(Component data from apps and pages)
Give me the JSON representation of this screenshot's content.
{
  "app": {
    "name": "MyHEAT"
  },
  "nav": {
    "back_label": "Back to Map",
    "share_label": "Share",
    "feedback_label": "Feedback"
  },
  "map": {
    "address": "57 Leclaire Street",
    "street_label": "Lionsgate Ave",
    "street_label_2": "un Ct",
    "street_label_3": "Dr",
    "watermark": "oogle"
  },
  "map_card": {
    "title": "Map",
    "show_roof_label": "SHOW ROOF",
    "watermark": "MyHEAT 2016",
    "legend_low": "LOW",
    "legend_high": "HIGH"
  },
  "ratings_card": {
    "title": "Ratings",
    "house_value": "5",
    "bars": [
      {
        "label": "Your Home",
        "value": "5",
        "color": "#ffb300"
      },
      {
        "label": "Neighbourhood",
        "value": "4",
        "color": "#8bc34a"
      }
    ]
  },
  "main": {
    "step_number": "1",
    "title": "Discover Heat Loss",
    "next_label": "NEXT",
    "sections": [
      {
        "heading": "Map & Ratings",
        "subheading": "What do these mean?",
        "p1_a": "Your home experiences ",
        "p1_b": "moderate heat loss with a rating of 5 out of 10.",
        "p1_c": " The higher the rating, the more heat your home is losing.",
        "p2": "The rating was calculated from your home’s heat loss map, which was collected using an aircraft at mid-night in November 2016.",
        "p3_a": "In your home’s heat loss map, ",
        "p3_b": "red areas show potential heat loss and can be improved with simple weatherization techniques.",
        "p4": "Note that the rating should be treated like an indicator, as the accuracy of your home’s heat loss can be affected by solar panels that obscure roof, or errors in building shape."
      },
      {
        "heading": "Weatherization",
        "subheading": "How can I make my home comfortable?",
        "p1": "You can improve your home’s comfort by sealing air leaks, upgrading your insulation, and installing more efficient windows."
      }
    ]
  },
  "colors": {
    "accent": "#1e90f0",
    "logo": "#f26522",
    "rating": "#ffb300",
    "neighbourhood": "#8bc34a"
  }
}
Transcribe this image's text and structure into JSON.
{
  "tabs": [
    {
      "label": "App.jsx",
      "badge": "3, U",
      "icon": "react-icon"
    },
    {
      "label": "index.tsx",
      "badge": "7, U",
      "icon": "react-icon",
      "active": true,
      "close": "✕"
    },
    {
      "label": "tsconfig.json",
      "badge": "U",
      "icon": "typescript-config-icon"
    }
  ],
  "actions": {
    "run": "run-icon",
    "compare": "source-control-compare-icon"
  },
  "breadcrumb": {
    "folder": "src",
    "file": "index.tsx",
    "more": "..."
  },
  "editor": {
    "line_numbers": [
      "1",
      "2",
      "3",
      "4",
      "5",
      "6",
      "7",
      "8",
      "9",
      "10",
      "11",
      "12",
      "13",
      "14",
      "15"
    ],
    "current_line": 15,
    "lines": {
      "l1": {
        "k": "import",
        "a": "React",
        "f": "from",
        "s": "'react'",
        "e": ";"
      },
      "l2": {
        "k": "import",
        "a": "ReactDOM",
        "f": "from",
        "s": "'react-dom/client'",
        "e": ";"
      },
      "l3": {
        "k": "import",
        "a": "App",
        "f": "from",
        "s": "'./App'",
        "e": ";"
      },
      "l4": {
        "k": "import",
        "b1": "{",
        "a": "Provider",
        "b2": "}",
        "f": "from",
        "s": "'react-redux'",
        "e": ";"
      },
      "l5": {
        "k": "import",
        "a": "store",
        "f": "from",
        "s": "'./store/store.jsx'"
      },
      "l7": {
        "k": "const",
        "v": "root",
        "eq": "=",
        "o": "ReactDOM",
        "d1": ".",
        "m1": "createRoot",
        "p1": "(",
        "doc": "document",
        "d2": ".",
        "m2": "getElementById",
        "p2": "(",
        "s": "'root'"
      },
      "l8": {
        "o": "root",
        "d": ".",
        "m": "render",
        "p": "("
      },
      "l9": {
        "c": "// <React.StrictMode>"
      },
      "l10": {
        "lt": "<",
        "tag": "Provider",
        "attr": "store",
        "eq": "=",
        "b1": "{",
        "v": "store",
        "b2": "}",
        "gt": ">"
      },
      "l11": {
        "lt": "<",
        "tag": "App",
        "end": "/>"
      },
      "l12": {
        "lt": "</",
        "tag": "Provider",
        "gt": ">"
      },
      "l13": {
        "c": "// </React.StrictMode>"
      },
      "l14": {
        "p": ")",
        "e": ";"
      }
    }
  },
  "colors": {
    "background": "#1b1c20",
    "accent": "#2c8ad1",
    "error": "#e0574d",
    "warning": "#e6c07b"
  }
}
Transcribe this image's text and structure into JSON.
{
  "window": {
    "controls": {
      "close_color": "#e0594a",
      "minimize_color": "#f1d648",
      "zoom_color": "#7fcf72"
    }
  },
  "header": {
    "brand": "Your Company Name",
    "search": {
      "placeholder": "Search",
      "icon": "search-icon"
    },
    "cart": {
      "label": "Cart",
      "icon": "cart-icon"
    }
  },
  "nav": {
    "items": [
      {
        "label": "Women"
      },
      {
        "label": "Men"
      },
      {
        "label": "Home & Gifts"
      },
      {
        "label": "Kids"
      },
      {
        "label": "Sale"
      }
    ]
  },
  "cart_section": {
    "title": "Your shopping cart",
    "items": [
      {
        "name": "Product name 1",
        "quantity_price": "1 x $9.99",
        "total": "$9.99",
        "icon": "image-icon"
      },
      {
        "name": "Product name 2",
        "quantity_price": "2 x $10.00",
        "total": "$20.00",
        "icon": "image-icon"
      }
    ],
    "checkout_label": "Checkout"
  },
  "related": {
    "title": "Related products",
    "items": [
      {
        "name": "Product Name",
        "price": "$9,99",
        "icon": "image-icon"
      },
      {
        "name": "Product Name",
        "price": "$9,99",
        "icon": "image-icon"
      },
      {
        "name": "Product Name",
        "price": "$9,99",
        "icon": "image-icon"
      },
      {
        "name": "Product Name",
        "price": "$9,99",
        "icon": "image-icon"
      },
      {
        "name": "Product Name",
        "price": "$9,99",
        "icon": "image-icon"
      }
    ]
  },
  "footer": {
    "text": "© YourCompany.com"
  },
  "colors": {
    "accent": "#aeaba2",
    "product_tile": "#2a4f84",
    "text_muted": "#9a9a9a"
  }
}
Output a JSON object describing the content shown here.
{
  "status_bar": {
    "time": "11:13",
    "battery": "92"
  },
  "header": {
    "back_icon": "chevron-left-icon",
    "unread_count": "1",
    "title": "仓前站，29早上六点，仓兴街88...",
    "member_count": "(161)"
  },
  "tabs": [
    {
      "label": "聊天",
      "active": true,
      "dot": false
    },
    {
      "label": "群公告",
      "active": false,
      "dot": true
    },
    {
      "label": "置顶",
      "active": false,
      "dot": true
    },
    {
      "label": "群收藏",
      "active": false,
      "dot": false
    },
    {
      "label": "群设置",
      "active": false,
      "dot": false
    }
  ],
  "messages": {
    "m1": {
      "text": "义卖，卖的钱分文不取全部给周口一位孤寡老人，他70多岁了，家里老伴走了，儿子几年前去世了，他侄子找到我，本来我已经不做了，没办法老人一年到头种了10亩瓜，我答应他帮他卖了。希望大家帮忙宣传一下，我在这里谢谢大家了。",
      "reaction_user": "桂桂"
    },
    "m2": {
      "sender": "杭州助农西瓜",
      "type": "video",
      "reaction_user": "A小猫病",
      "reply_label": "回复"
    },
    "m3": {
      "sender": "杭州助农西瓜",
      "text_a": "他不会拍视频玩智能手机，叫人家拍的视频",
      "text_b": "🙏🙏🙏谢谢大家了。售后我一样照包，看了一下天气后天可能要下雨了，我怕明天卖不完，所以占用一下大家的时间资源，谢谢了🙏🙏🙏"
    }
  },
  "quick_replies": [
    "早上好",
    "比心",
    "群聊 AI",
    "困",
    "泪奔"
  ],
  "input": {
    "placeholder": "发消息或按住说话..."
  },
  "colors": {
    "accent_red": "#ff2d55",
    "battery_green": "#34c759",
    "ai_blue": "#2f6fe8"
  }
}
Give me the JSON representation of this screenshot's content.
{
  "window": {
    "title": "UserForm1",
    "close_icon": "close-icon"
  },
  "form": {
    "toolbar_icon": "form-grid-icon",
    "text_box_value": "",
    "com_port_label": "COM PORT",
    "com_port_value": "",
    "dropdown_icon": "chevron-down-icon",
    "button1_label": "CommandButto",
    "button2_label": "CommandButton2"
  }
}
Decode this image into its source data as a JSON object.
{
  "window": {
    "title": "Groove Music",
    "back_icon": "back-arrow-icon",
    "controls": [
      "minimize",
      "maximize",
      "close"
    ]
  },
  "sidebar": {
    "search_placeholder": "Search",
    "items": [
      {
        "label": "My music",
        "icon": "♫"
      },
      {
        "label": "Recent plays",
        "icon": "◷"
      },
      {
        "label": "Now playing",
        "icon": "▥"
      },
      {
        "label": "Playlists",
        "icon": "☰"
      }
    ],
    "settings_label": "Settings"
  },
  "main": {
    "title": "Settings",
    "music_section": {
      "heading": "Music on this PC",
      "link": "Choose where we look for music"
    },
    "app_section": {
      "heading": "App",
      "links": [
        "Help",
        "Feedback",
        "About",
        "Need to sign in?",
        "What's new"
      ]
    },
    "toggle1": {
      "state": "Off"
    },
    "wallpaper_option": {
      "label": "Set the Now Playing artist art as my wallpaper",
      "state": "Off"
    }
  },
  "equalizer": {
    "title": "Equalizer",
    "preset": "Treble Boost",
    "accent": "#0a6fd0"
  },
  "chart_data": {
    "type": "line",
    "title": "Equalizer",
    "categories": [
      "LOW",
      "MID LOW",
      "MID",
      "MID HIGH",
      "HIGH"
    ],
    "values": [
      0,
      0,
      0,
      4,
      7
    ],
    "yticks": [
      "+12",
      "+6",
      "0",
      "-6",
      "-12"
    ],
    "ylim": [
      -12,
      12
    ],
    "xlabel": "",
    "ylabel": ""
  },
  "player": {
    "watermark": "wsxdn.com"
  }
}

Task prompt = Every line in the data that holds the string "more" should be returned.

Task output =
        "p1_c": " The higher the rating, the more heat your home is losing.",
        "p1": "You can improve your home’s comfort by sealing air leaks, upgrading your insulation, and installing more efficient windows."
    "more": "..."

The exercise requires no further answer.